Thanks to all of you for taking the time to reply


#9

I am so sorry to hear this. I will be praying for you and your husband. The chemos quit working for my daughter too and she is now trying the target therapy drug, votrient. It's got a lot of side effects thats making her days miserable but at this time that is the only choice she has, to try and get her tumors under control and stop them from growing. She is young tough and determined. Like your husband she still goes when I think she should be taking it easy, and of course it is for their own peace of mind. Good luck and don't give up.


#10

Votrient did not work for my husband unfortunately, the side effects were dreadful and he ended up in hospital twice. It is dreadful to watch the hospitals and my husband hoping and praying for the next one to work, and when it does not, the feelings of despair. I hope you daughter manages to tolerate Votrient. Thanks for your message


#11

Not sure where your husband is being treated, but treatment centers use a different amount/formula for chemo. I’ve been to several. The most aggressive one I’ve met with is MD Anderson. You may want to try with them. My only advise is to aggressively pursue alternatives. God bless.


#12

Thank you for your reply Sergio - we are in the UK, so I do not think the same things apply in the States but we are told we are with the best man in Europe and have to pin our hopes on him. Thanks again

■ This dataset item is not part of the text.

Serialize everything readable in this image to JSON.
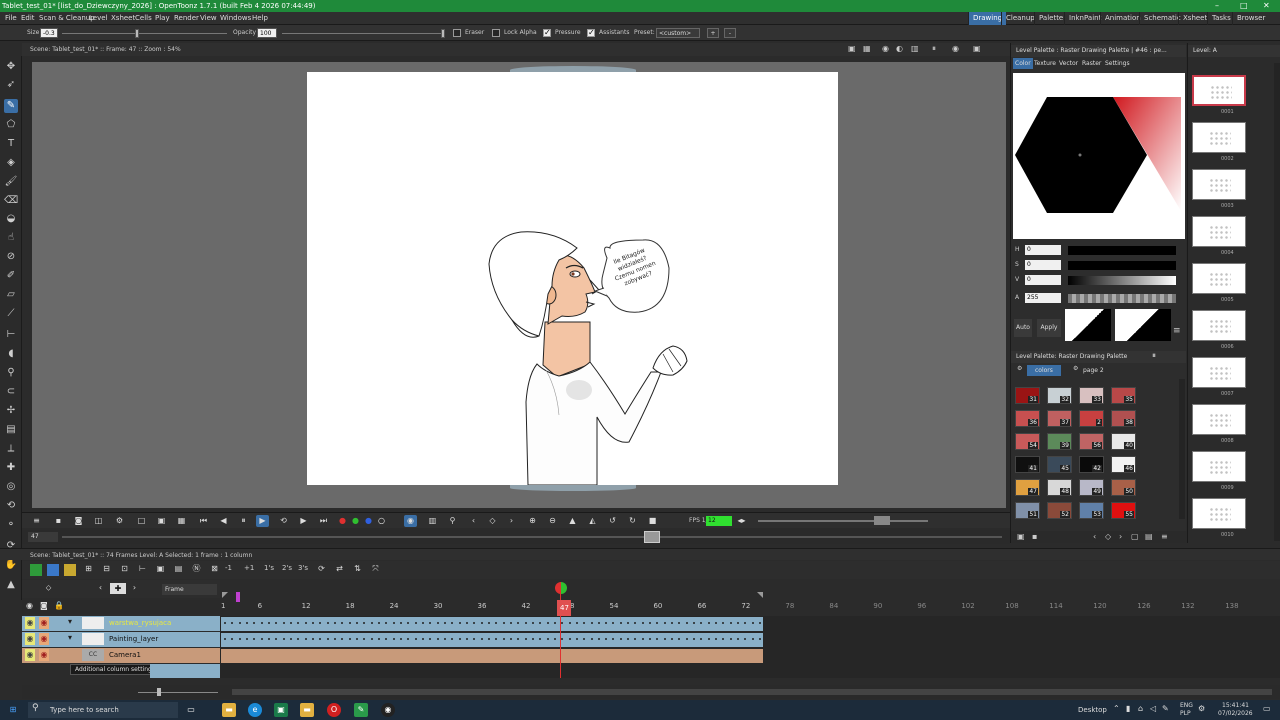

#13

There are many many drug therapies out there. Unfortunately, we are fighting a demon in the dark. There are no definitive answers. Love, hope and patience. Enjoy every day..........every single day.


#14

Thanks for sharing where things are at,. Here is a good UK website (Macmillan) which I feel has some really practical advice on dealing with advanced cancer, there is a lot of useful information in here and drill down into the various sections of interest: http://www.macmillan.org.uk/Cancerinformation/Livingwithandaftercancer/Advancedcancer/Copingwithadvancedcancer.aspx
Men love to provide and work may not only be a distraction for him and time with work mates but in his mind it may fill a need to provide financially. If this is not the case tell him.
Ive also had the palliative team involved and they are fantastic, they are all about enjoying life and the time you’ve got and I think that’s what it’s all about. Although your husband needs to hear and come to terms with this and it doesn’t seem he is quite ready. For you I think just hung in there, you are doing as much as you can do. Good luck with the next few weeks/ months. Gary


#15

Hi, just wondering, since you are in Europe, if you have checked the work being done by Prof Jean-Yves Blay and his targeted gene therapies, who is an expert in advanced soft tissue sarcoma.


Bristol girl said:

Thank you for your reply Sergio - we are in the UK, so I do not think the same things apply in the States but we are told we are with the best man in Europe and have to pin our hopes on him. Thanks again